As for the chain place...anyone notice that (for instance) Qdoba is closing all of its Manhattan locations? They opened one down the street from Pizza Box a few years ago.

I wouldn't mind chains so much if they actually stuck around a decade or two. Instead they move in, do their damage, and leave.

Anonymous said...

probably last went to pizza box on an unseasonably warm winter day in 2005 or 2006. i remember sitting out back along with a few other new yorkers grateful for a nice day, reading and listening to the birds chirping. the slice wasn't anything stellar but definitely serviceable. i remember leaving and thinking, "i must come do this more often whenever i'm near bleecker."

and that's the shame of it, really. it's not just about losing places that you frequent regularly. it's about losing one more piece of the fantastic new york mosaic that you can always rely on, no matter what neighborhood you find yourself in. an accumulation of familiar, comforting places -- part of a network in your mind -- that only comes with the work and investment of giving your lifetime (or at the very least a part of it) to a city.

Marty Wombacher said...

Wow, I had a lot of slices at that place. One more place I won't be returning to when I come back in October.

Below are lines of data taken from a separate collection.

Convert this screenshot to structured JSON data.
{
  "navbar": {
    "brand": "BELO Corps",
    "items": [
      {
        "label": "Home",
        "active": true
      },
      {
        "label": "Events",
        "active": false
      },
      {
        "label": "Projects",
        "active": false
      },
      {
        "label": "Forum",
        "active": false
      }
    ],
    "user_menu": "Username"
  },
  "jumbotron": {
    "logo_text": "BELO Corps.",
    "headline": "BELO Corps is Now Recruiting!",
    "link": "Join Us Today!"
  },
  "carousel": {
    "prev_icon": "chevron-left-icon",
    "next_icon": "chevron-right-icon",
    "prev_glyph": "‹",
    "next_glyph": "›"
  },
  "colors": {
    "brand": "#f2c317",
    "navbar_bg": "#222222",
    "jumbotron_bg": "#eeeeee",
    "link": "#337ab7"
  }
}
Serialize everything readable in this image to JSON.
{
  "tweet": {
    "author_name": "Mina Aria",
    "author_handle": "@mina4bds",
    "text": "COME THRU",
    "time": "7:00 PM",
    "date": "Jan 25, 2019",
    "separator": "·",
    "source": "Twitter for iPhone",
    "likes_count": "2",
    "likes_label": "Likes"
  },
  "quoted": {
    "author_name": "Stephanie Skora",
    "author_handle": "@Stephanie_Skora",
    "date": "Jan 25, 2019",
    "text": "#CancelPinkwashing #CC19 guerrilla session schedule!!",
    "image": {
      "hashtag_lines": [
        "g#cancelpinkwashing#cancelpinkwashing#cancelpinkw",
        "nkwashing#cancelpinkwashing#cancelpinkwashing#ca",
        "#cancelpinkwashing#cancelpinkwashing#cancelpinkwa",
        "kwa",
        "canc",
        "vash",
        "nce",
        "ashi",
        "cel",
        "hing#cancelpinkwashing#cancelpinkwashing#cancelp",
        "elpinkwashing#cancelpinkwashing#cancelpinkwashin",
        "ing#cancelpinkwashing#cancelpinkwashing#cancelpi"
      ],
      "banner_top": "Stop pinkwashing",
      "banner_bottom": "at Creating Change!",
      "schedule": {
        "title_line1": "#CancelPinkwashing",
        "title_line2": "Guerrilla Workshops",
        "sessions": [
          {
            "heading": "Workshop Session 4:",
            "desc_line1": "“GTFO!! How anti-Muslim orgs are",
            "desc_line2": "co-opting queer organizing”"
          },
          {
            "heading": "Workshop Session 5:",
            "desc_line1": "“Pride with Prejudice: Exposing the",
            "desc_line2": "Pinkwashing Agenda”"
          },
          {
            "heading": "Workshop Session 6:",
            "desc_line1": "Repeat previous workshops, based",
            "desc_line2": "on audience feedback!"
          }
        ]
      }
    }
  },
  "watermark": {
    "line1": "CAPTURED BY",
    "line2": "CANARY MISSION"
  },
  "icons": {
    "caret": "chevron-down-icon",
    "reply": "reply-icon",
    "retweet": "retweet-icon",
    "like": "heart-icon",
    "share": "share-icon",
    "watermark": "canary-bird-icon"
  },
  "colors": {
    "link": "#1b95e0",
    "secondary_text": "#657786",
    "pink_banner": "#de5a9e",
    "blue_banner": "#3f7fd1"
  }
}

The list is getting pretty long.

Anonymous said...

WOW. That's sucks.

The pizza box was one of these old school NYC pizza places and one of the few left. (now of course it's 99 cent 2 Bros pizza) but this had the old Manhattan city feel to it.


BabyDave said...

Anonymous 9:53 – Sure hope your guy was telling you straight about reopening at summer’s end.
Anonymous 11.59 – Very nicely put.
That back patio is a sweet spot. A slice and a soda got you however long a nice, tranquil break you cared for

Anonymous said...

Having been born and raised in New York City, words cannot describe the frustration and devastation I feel as I watch all of its history and culture be disrespected, disregarded, and erased.

Anonymous said...

People keep complaining about these changes and I get that. But the reality is that more people want and like these changes. They want the chains. They want things that remind them of growing up in the country's heartland. They want the comfort foods and stores they grew up with. If they didn't these new businesses would fail. Instead, many are expanding.

This is what our mayor is giving us. What the majority want. He also realizes that very successful people like himself demand certain things too. Amenities. A city that works. Safety and security. Clean streets and nice parks. Top schools. Great restaurants and shopping. What is wrong with having these things? Everyone benefits from them. Instead of being confined to the Upper East Side like in the old days, they're all over the city now, making it much better than it was before.

If you are a New Yorker, ask yourself when you go vote this fall, do you want to go backwards or forwards? More housing, more nice parks, more excellent restaurants and retail outlets? More of all the things that people appreciate when they come to New York? Or more of the bad old days when the population fell and people were ready to leave the city for dead, like Detroit?

No president would dare tell New York to drop dead these days. Instead they all come begging, hat in hand.

Grand St. said...

Hospitals closing, the City selling off library, school and NYCHA property, the middle class getting squeezed out, but at least the 'successful people' have the 'amenities' they want and people from the heartland have the chains that make them comfortable. That's how a city 'works'? SMFH.

Last anon - I'd suggest you ask yourself before voting who avails themselves of these amenities ('excellent restaurants,' 'shopping' (!)), this new housing and the 'top schools', but you already know the answer and don't care about the ACTUAL majority.

So go for Quinn or Lhota, but be careful what you wish for. Rich folks have heart attacks, too, and there's no hospital serving today's lower west side.
...and when there's another Sandy, we're all going hat-in-hand to whoever the President is.